We’ve heard all about the SteamOS, a Linux-based, gaming-focused operating system that intentionally skirts around Windows. And we’ve gotten our first sense of the living room hardware it will load onto with Valve’s Steam Machines. Now we’ve got the Steam Controller, and since first impressions say a lot, here’s ours: man that thing looks weird.
Although it’s roughly the same shape as an Xbox 360 gamepad, the Steam Controller is fitted with a pair of clickable trackpads where you’d normally find twin thumbsticks. The four face buttons are split into pairs, with each set positioned along the inward edge of the two trackpads. Sitting between the buttons in the center of the controller is a high-resolution touchscreen that also doubles as a large, clickable button. Finally, to round things out, there are also four shoulder buttons, two per side; plus two more buttons, one per side, on the back of the controller.

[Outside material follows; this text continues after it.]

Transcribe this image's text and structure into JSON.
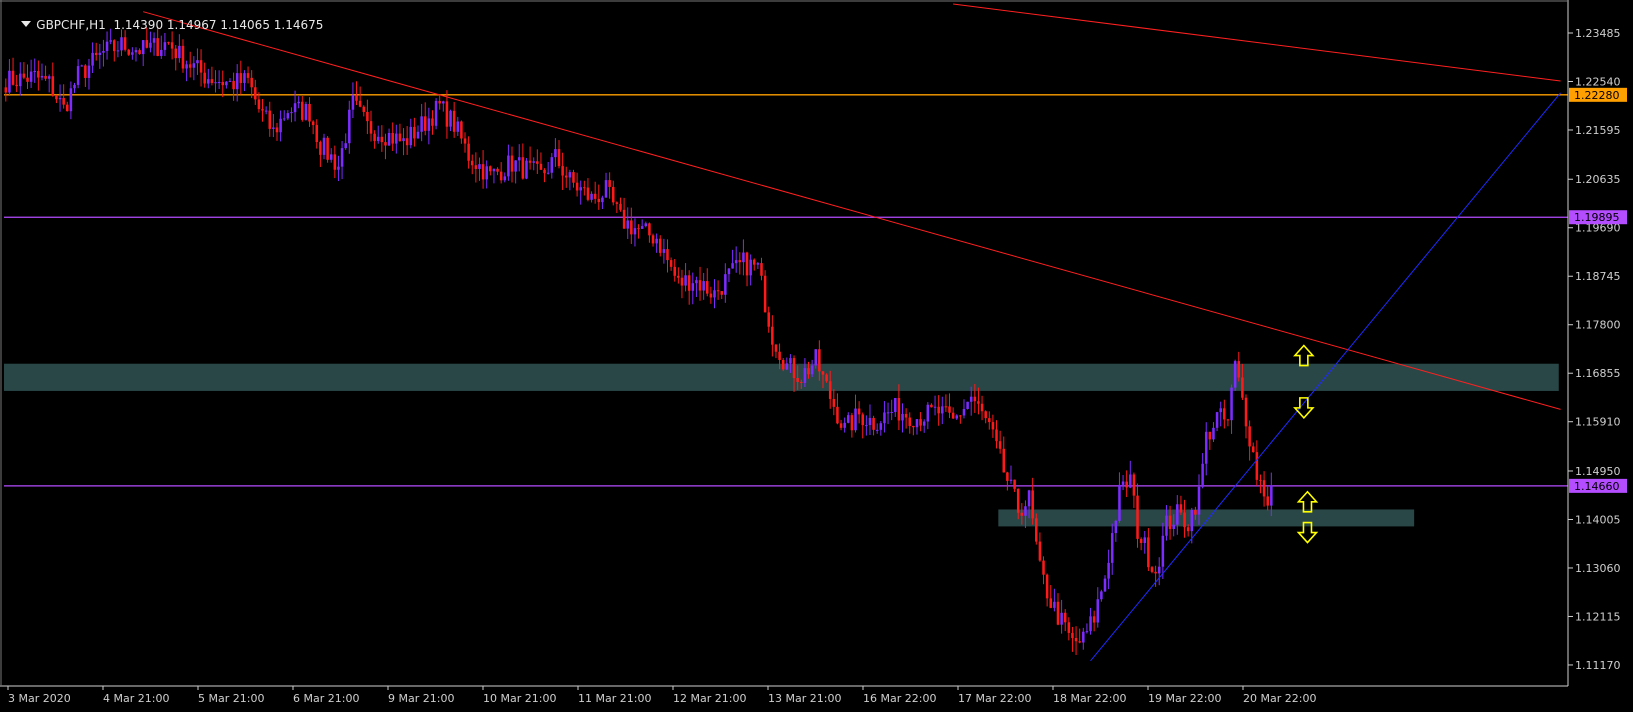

Valve notes that the Steam Controller will support all games on Steam, “past, present, and future.” This even includes titles that weren’t designed with gamepad support. “We’ve fooled those older games into thinking they’re being played with a keyboard and mouse, but we’ve designed a gamepad that’s nothing like either one of those devices,” the announcement page notes.
It appears that many of the more complicated commands that a keyboard/mouse-only game might demand will be handled on the Steam Controller’s touch screen. The fact that the entire screen is a single, clickable button means that you can use the screen’s touch capabilities to browse through the list of possible commands but not actually input the desired command until you button-click the screen. What’s more, whenever you use the touchpad, its contents are overlaid on your TV screen so you don’t have to look down at the controller.
There’s also haptic technology fitted into the device, a feature that is best described as “next-gen rumble.” The dual trackpads are attached to weighted electro-magnets that “are capable of delivering a wide range of force and vibration, allowing precise control over frequency, amplitude, and direction of movement.” The Xbox One’s controller employs similar technology in its two analog triggers.
The Steam Controller is designed with a legacy mode that makes any attached PC recognize it as a mouse and keyboard. A configuration tool – presumably free, though it’s not explicitly stated – allows users to create whatever custom key bindings they’d like. You can see an example of keyboard/mouse-mapped controls for Portal 2 on a Steam Controller in the image above. The controller is also built to be hackable in general, with Valve promising to offer tools “that will enable users to participate in all aspects of the experience, from industrial design to electrical engineering.”
Like the rest of Valve’s reveals over the past five days, continued development of the Steam Controller will be guided by input from the community. The newly revealed device is covered in the same beta that will see a limited number of participants testing out Steam Machines in the near future. The beta version of the controller will be wired and won’t sport a touchscreen – four buttons will be used in its place – but the consumer release in 2014 will more closely resemble the device picture above.